Anne and Gilbert are kind of an odd pair in this book because they act as equals, but really aren’t. That is, Gilbert is teaching to save money for college, he knows he will go to college and then medical school. But Anne is looking at life devoted to caring for Marilla, with no end in sight. At the same time, they ARE equals because they are equal in intelligence and, sort of, Spice. That’s what drew them together through out the last book, at first Gilbert was intrigued because Anne wasn’t like the other girls, and then they become cheerful rivals, each driven on by the other, knowing they were the only two on the same level. Now they are friends, both of them with greater vision and quickness than their other friends and age mates. If Gilbert had found the right moment, when Anne felt college was fully fully out of her grasp, if he had promised to care for Marilla as well, I think Anne might have been weak enough to give in. And I think once she let herself try to love him, she would have discovered she loved him along. What do you think? Would Anne always have rejected him until she had a clear sign of love, because that was her standard for herself? Or was there a situation when he could have pressed his advantage?
Do Davy and Dora work as characters, or do they feel more like “cousin Oliver”s?
For those of you who don’t know this shorthand, “cousin Oliver” was a character introduced late in the run of the sitcom The Brady Bunch. He was a transparent attempt to bring in a new cute character as the original children were getting too old. Now Anne is grown up, are Davy and Dora reasonable characters to introduce?

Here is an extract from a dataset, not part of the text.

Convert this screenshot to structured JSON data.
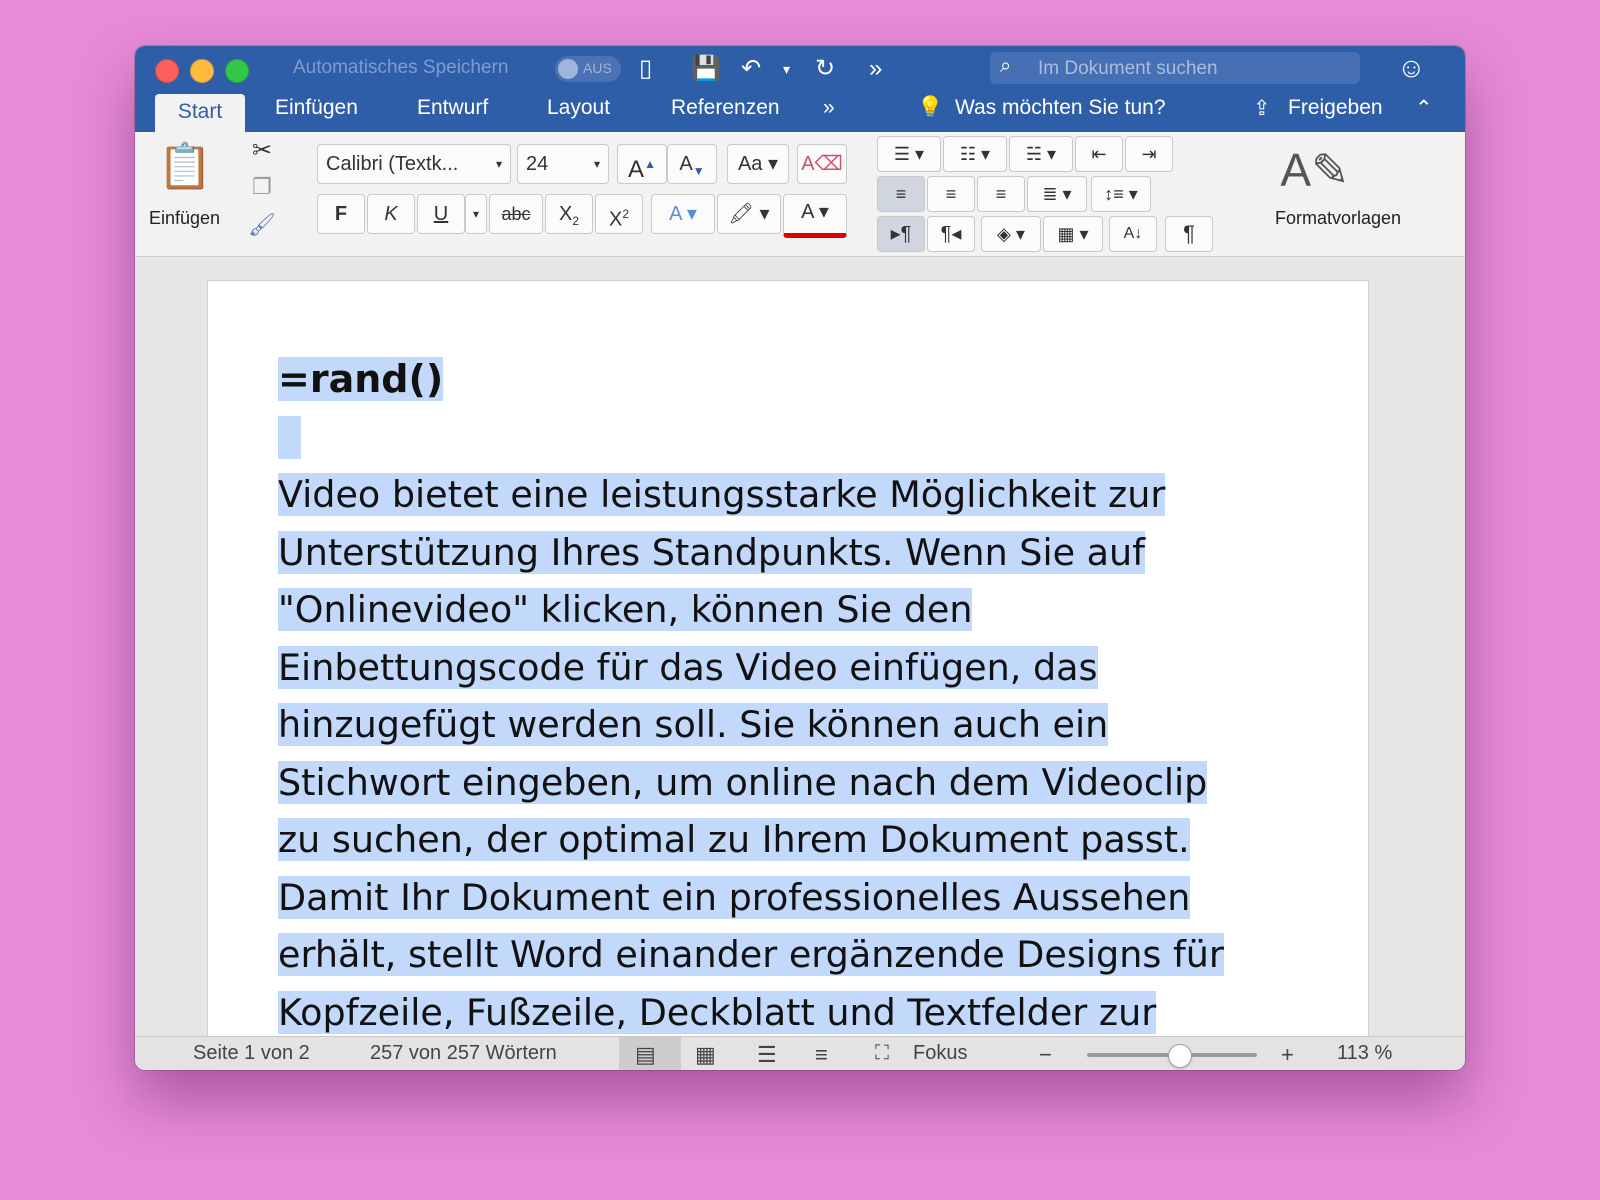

Or is it a bit much to believe that Marilla would find herself raising two separate sets of orphans?
I’m gonna say “doesn’t quite work”. It’s fun seeing Anne deal with Davy and Dora, and it’s nice later on when Davy takes over the farm. But, really? The same woman who accidentally adopted an orphan girl is now the only relative available to take in two distantly related children?
My biggest problem is that the situation is handled with so little depth. Marilla and Anne’s relationship was drawn carefully, the slow reveal of the love between them. And here are these two children dumped into the household feeling a little more like temporary fosters than long term loves. The whole thing feels like a poorly thought out plot point to add in some cute kid stories.
Is the ending of the book too tidy, allowing Anne to go to college after all?
I’m gonna say, no! We’ve seen Marilla and Mrs. Lynde’s friendship through out the books, and two old woman keeping house together is a logical idea. Most of all, Marilla’s sensitivity to Anne’s needs would mean that she is going to keep looking for a way to free Anne until she finds it.
As for the money, if Gilbert could make enough to start college after 2 years of teaching, why not Anne?
Does this book feel like a waste of time to you, or do you see the value in the gap year between growing up and college?
When I first read it, it DEFINITELY felt like a waste of time. We know Anne is going away to college, we know she is going to fall in love with Gilbert, what is this strange in between book where nothing happens?
But now I find myself really enjoying it! It’s well-written, it’s entertaining, and it does actually bridge the gap between childhood and young womanhood. Anne goes off to college, and to the flowering of her romance, in a fully formed way. The series would be weaker as a whole without this book, it’s not just a waste of time.
Which little boy do you like best, poetic Paul Irving, tough Anthony Pye, or naughty Davy?
I like Anthony best! He had PERSONALITY!!!! And I appreciate his stand offishness and resistance to being won over. Davy was fun too of course, but a little too young and unchallenging for me. And Paul, frankly, is a bore.